Early last fall, as I drove to work I’d go past this FEMA sponsored billboard:

At that point I had already been thinking of getting my family more prepared. I had the motivation and the past interest. But I believe seeing this billboard each day was the true spark/guilt that got me started. Each time I saw it I would think: Our government is so screwed up and out of touch with peoples’ lives and I know this is just some feel good (at least they think they’re doing something) message – but it really struck a chord with me. If the government is saying be ready, maybe it is time to get ready.

Let’s talk about what FEMA (Federal Emergency Management Agency), the CDC (Center for Disease Control), or the Red Cross means when they talk about having a kit and being prepared. The reason they specify a three day (or 72-hour) kit is because in a disaster they believe it is likely you will have to survive that long until help, in the form of a government agency, arrives. (FEMA explains this basic concept well at: http://www.ready.gov.) CDC also mentions, “Even though it is unlikely that an emergency would cut off your food supplies for two weeks, consider maintaining a supply that will last that long.” But mainly they also stress having at least a basic kit. While I believe we should have a lot more food and water stored (and we’ll discuss this in the future at length) I do believe that this is a good starting point.
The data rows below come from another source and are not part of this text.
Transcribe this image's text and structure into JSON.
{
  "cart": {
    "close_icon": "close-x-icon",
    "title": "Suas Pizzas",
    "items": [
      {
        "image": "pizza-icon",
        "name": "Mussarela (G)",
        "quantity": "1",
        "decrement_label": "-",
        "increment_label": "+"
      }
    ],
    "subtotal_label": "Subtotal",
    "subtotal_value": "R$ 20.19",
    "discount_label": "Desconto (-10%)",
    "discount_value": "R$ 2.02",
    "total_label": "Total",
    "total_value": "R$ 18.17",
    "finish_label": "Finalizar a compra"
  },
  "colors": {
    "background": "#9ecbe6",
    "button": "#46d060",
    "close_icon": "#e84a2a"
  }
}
The biggest problem in a disaster isn’t the disaster itself, it’s surviving the aftermath. People who are unprepared: hungry, scared, and have no plan – tend to panic. When people don’t know where their next meal is coming from they can think of little else. But when you’re prepared, and your basic needs are cared for, you can focus on other tasks and help others around you. Imagine if everyone took the CDC’s advice: had a kit, stored two weeks of food, had some water, and had a basic plan about what they needed to do – how much smoother could things go?

No, I don’t believe the government will save us. Yes, I do believe we are responsible for our own preparedness and survival. But I believe if each person, as soon as possible, would ensure they they have a basic recommended 72-hour kit, then begin working toward two weeks of food in the house, and a basic disaster plan it’d be a great start and we’d be much better off.

In the future I’ll talk more about 72-hour kits. I’ll list and discuss what I put in mine and why.

I’d be remiss if I didn’t include CDC’s ‘other’ “Get a kit…” poster, because preparing for a zombie apocalypse is important too (and really not that much different than preparing for any other disaster…)